    1) build a political consensus to take actions that produce results
    2) produce those results.

    If I break it down like this and am just dying hoping praying to be converted to the 99% of all scientists side, so that then I as a common everyday guy can and will take action. Wouldn’t you need to address the following common sense questions.

    1) How does calling names, acting pompous, feigning intellectual superiority help get me on board? Insults dont make me feel like joining and knowing that in all these grand schemes the little guy gets left holding the bag.
    2) How does being on the side of angels – supposedly good causes – not address the obvious hypocrisy of the people on the angels side – private jets, lifestyles of extravagance especially as they pretend Mother Teresa or Gandhi like devotion. And as they are the face of the movement..Al Gore , Hollywood ect
    3)What about the many many times in history that the best brains out there …have been wrong..?
    4) What about the questions of the actual data taking activity and the claims of data manipulation? desired result data, micro view point of geologic history
    5) What about the questions of carbon credits ect as a financial scheme?
    6) What about the political manipulation of the Copenhagen meeting itself ? grand success ect ..the willingness to spin absolute failure into some acceptable PR ..gravity doesn’t need a PR dept by the way
    7) Do you really expect China Russia India and Brazil to forgo economic growth as they are gaining traction economically and politically? During a possible extended recession – depression world wide? How are we going to get them on board …bribes? Politics ..First hand I watch sugar cane field burnings here in Brazil weekly
    8) What are the real consequences of non action… ocean sea levels rising 14 inches doesn’t scare much
    9) What about the changes in the ultimate power source itself..the Sun..?
    10) What about volcano’s?
    11) Who wants to be publically on the side of energy producers..? obviously no one yet all modern society depend on them ..and demand cheap prices to boot
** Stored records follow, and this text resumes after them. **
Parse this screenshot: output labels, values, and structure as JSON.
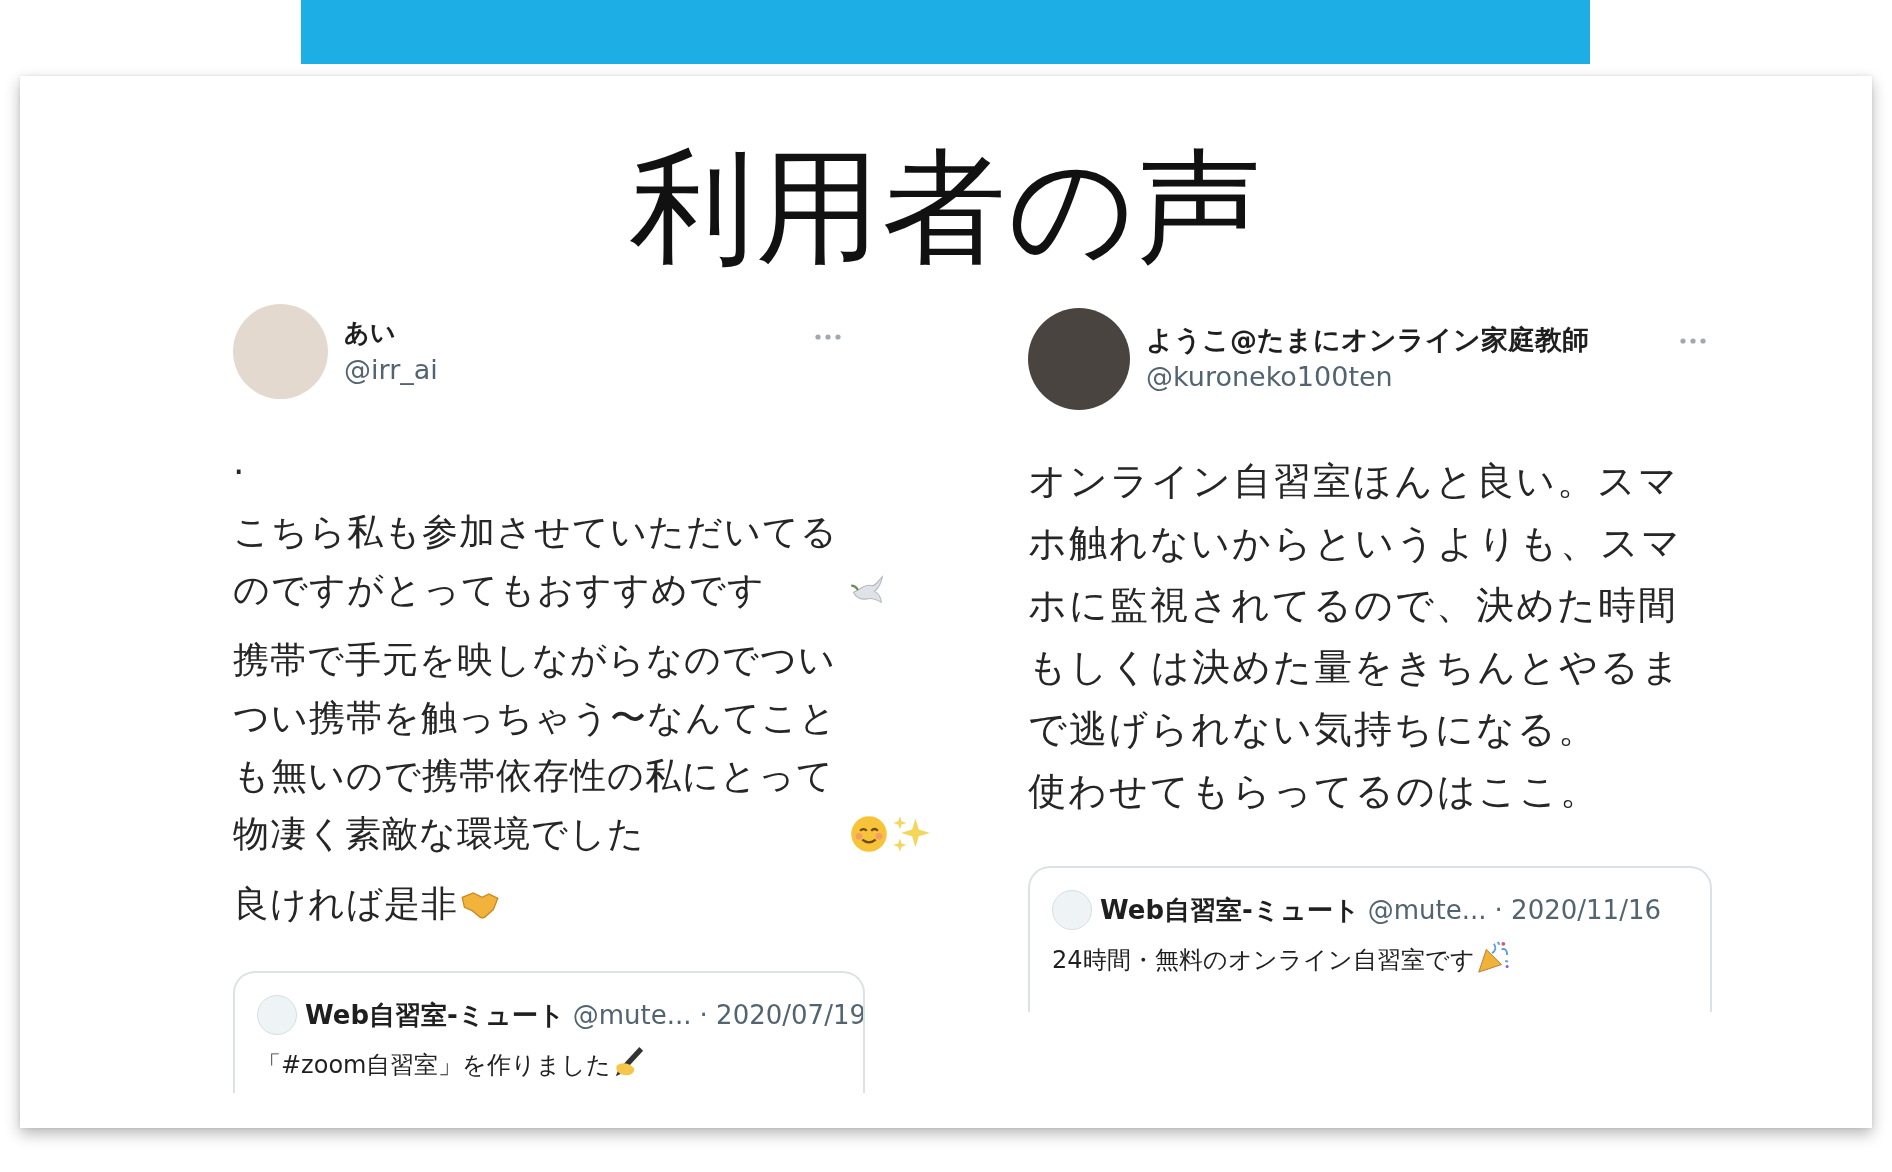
{
  "title": "利用者の声",
  "tweets": [
    {
      "author": "あい",
      "handle": "@irr_ai",
      "paragraphs": [
        ".",
        "こちら私も参加させていただいてるのですがとってもおすすめです",
        "携帯で手元を映しながらなのでついつい携帯を触っちゃう〜なんてことも無いので携帯依存性の私にとって物凄く素敵な環境でした",
        "良ければ是非"
      ],
      "quote": {
        "author": "Web自習室-ミュート",
        "handle": "@mute...",
        "date": "· 2020/07/19",
        "text": "「#zoom自習室」を作りました"
      }
    },
    {
      "author": "ようこ@たまにオンライン家庭教師",
      "handle": "@kuroneko100ten",
      "paragraphs": [
        "オンライン自習室ほんと良い。スマホ触れないからというよりも、スマホに監視されてるので、決めた時間もしくは決めた量をきちんとやるまで逃げられない気持ちになる。",
        "使わせてもらってるのはここ。"
      ],
      "quote": {
        "author": "Web自習室-ミュート",
        "handle": "@mute...",
        "date": "· 2020/11/16",
        "text": "24時間・無料のオンライン自習室です"
      }
    }
  ]
}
    Since that list of questions is much to daunting to address and both sides seem to have taken the much easier route of emotional propaganda…coupled with the stunning historical failures of 99% of these big govt schemes ..I define succes as achieving a desired result at an economic price… it is no wonder most people aren’t brimming with optimism. The average person feels bamboozled.

  96. Mike S says:

    Deny, Distort, Destroy.

    It is like Barry has never witnessed what conservatives do on a daily basis.

    First deny the facts
    Then distort what people say
    Finally question the integrity of the people involved.

  97. inthewoods says:

    @brasil61 “It continues to surprise me ..We are not to be able to look at or discuss this issue (or most any issue) without embracing the other sides point of view as legitimate and worthy of discussion.”

    And yet, you present only a picture from the skeptics point of view – thus putting you in the camp of the intellectually dishonest. The argument that the actions of people on both sides of the debate are morally or intellectually the same just doesn’t hold water for the most part. That is a false equivalence.

  98. beaufou says:

    Looking at the breakdown, I guess you can suspect 12% of the total number of skeptics know a little about the issue.
    What does a computer “scientist” know about climate change?
    But we can sleep soundly though, congressmen will make the right choices depending on who pays them most and the media will not waste their precious time investigating the issue.
    It will all be about patriotism and how much money Al Gore makes.

    Humans are special, very special.
    http://www.ateliersante.ch/ateliersante_fichiers/corse.jpg
    http://personal.georgiasouthern.edu/~jz00115/coal%20plant.jpg